──────── INPUT FOR THIS TASK ────────

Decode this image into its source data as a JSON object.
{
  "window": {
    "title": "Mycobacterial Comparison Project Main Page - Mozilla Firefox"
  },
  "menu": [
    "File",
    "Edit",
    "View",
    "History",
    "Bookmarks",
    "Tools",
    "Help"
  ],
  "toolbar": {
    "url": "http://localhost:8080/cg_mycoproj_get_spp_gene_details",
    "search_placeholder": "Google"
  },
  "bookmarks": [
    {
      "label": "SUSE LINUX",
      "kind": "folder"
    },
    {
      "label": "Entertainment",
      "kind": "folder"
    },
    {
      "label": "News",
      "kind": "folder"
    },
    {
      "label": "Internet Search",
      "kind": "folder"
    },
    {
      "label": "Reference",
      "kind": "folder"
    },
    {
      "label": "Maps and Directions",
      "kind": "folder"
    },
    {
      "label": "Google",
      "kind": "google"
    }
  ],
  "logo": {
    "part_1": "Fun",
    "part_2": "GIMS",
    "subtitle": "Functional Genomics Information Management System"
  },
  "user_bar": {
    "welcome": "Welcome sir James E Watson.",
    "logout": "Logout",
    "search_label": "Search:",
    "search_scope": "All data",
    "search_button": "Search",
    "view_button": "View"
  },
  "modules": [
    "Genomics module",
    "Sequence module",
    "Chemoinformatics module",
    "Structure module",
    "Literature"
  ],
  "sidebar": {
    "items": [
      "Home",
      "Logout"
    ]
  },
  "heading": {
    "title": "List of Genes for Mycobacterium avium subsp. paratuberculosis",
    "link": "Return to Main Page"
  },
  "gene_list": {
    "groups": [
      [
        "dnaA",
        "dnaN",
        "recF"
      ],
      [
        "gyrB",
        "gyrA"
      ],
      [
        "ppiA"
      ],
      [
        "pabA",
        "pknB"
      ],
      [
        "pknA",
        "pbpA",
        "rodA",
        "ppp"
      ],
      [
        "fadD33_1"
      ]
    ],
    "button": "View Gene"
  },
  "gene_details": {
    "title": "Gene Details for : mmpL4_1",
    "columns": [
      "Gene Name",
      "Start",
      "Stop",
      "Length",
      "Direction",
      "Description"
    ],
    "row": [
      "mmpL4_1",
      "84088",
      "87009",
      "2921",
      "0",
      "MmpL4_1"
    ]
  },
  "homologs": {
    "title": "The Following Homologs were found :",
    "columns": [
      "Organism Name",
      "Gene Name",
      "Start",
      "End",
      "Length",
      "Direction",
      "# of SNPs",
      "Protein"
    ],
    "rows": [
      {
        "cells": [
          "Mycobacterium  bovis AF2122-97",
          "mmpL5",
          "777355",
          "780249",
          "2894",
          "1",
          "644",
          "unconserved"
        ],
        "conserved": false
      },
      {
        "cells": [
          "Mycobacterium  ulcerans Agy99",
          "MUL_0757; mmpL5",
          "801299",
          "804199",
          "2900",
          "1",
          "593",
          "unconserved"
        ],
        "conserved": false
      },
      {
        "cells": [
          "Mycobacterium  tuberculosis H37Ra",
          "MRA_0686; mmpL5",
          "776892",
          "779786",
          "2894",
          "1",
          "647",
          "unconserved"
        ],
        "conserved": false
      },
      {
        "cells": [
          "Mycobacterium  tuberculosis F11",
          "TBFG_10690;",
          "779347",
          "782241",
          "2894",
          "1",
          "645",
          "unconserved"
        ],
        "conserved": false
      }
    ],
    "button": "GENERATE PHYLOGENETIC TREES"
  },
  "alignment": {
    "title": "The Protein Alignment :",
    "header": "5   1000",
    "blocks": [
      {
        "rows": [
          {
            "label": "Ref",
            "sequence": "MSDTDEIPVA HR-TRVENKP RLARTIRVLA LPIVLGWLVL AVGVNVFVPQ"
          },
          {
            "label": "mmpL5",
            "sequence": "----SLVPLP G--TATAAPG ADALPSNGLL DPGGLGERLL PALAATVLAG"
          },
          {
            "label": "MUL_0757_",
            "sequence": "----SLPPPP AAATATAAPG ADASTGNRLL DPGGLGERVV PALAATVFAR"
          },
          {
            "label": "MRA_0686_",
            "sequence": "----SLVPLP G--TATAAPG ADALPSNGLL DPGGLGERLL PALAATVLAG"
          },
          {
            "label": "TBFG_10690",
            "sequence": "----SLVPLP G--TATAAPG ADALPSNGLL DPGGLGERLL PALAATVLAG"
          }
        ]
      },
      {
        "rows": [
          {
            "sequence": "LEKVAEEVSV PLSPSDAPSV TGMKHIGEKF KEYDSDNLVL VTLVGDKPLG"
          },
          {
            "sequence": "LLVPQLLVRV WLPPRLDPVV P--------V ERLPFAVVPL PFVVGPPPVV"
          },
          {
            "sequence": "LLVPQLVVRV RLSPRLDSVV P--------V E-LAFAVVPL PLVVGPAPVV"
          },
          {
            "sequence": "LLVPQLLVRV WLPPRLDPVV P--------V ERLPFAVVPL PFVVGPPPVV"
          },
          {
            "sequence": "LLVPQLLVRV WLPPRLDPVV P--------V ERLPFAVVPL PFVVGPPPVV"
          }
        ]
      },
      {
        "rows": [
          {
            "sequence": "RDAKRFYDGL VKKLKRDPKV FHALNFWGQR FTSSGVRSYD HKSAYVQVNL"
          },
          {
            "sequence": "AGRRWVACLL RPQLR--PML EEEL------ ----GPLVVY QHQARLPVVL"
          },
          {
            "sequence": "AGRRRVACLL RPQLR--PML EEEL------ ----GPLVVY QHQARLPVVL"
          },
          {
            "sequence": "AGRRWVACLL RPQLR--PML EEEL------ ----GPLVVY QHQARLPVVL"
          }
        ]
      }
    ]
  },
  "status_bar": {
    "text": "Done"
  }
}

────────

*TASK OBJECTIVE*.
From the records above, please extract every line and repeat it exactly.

*ANSWER SPACE*.
Decode this image into its source data as a JSON object.
{
  "window": {
    "title": "Mycobacterial Comparison Project Main Page - Mozilla Firefox"
  },
  "menu": [
    "File",
    "Edit",
    "View",
    "History",
    "Bookmarks",
    "Tools",
    "Help"
  ],
  "toolbar": {
    "url": "http://localhost:8080/cg_mycoproj_get_spp_gene_details",
    "search_placeholder": "Google"
  },
  "bookmarks": [
    {
      "label": "SUSE LINUX",
      "kind": "folder"
    },
    {
      "label": "Entertainment",
      "kind": "folder"
    },
    {
      "label": "News",
      "kind": "folder"
    },
    {
      "label": "Internet Search",
      "kind": "folder"
    },
    {
      "label": "Reference",
      "kind": "folder"
    },
    {
      "label": "Maps and Directions",
      "kind": "folder"
    },
    {
      "label": "Google",
      "kind": "google"
    }
  ],
  "logo": {
    "part_1": "Fun",
    "part_2": "GIMS",
    "subtitle": "Functional Genomics Information Management System"
  },
  "user_bar": {
    "welcome": "Welcome sir James E Watson.",
    "logout": "Logout",
    "search_label": "Search:",
    "search_scope": "All data",
    "search_button": "Search",
    "view_button": "View"
  },
  "modules": [
    "Genomics module",
    "Sequence module",
    "Chemoinformatics module",
    "Structure module",
    "Literature"
  ],
  "sidebar": {
    "items": [
      "Home",
      "Logout"
    ]
  },
  "heading": {
    "title": "List of Genes for Mycobacterium avium subsp. paratuberculosis",
    "link": "Return to Main Page"
  },
  "gene_list": {
    "groups": [
      [
        "dnaA",
        "dnaN",
        "recF"
      ],
      [
        "gyrB",
        "gyrA"
      ],
      [
        "ppiA"
      ],
      [
        "pabA",
        "pknB"
      ],
      [
        "pknA",
        "pbpA",
        "rodA",
        "ppp"
      ],
      [
        "fadD33_1"
      ]
    ],
    "button": "View Gene"
  },
  "gene_details": {
    "title": "Gene Details for : mmpL4_1",
    "columns": [
      "Gene Name",
      "Start",
      "Stop",
      "Length",
      "Direction",
      "Description"
    ],
    "row": [
      "mmpL4_1",
      "84088",
      "87009",
      "2921",
      "0",
      "MmpL4_1"
    ]
  },
  "homologs": {
    "title": "The Following Homologs were found :",
    "columns": [
      "Organism Name",
      "Gene Name",
      "Start",
      "End",
      "Length",
      "Direction",
      "# of SNPs",
      "Protein"
    ],
    "rows": [
      {
        "cells": [
          "Mycobacterium  bovis AF2122-97",
          "mmpL5",
          "777355",
          "780249",
          "2894",
          "1",
          "644",
          "unconserved"
        ],
        "conserved": false
      },
      {
        "cells": [
          "Mycobacterium  ulcerans Agy99",
          "MUL_0757; mmpL5",
          "801299",
          "804199",
          "2900",
          "1",
          "593",
          "unconserved"
        ],
        "conserved": false
      },
      {
        "cells": [
          "Mycobacterium  tuberculosis H37Ra",
          "MRA_0686; mmpL5",
          "776892",
          "779786",
          "2894",
          "1",
          "647",
          "unconserved"
        ],
        "conserved": false
      },
      {
        "cells": [
          "Mycobacterium  tuberculosis F11",
          "TBFG_10690;",
          "779347",
          "782241",
          "2894",
          "1",
          "645",
          "unconserved"
        ],
        "conserved": false
      }
    ],
    "button": "GENERATE PHYLOGENETIC TREES"
  },
  "alignment": {
    "title": "The Protein Alignment :",
    "header": "5   1000",
    "blocks": [
      {
        "rows": [
          {
            "label": "Ref",
            "sequence": "MSDTDEIPVA HR-TRVENKP RLARTIRVLA LPIVLGWLVL AVGVNVFVPQ"
          },
          {
            "label": "mmpL5",
            "sequence": "----SLVPLP G--TATAAPG ADALPSNGLL DPGGLGERLL PALAATVLAG"
          },
          {
            "label": "MUL_0757_",
            "sequence": "----SLPPPP AAATATAAPG ADASTGNRLL DPGGLGERVV PALAATVFAR"
          },
          {
            "label": "MRA_0686_",
            "sequence": "----SLVPLP G--TATAAPG ADALPSNGLL DPGGLGERLL PALAATVLAG"
          },
          {
            "label": "TBFG_10690",
            "sequence": "----SLVPLP G--TATAAPG ADALPSNGLL DPGGLGERLL PALAATVLAG"
          }
        ]
      },
      {
        "rows": [
          {
            "sequence": "LEKVAEEVSV PLSPSDAPSV TGMKHIGEKF KEYDSDNLVL VTLVGDKPLG"
          },
          {
            "sequence": "LLVPQLLVRV WLPPRLDPVV P--------V ERLPFAVVPL PFVVGPPPVV"
          },
          {
            "sequence": "LLVPQLVVRV RLSPRLDSVV P--------V E-LAFAVVPL PLVVGPAPVV"
          },
          {
            "sequence": "LLVPQLLVRV WLPPRLDPVV P--------V ERLPFAVVPL PFVVGPPPVV"
          },
          {
            "sequence": "LLVPQLLVRV WLPPRLDPVV P--------V ERLPFAVVPL PFVVGPPPVV"
          }
        ]
      },
      {
        "rows": [
          {
            "sequence": "RDAKRFYDGL VKKLKRDPKV FHALNFWGQR FTSSGVRSYD HKSAYVQVNL"
          },
          {
            "sequence": "AGRRWVACLL RPQLR--PML EEEL------ ----GPLVVY QHQARLPVVL"
          },
          {
            "sequence": "AGRRRVACLL RPQLR--PML EEEL------ ----GPLVVY QHQARLPVVL"
          },
          {
            "sequence": "AGRRWVACLL RPQLR--PML EEEL------ ----GPLVVY QHQARLPVVL"
          }
        ]
      }
    ]
  },
  "status_bar": {
    "text": "Done"
  }
}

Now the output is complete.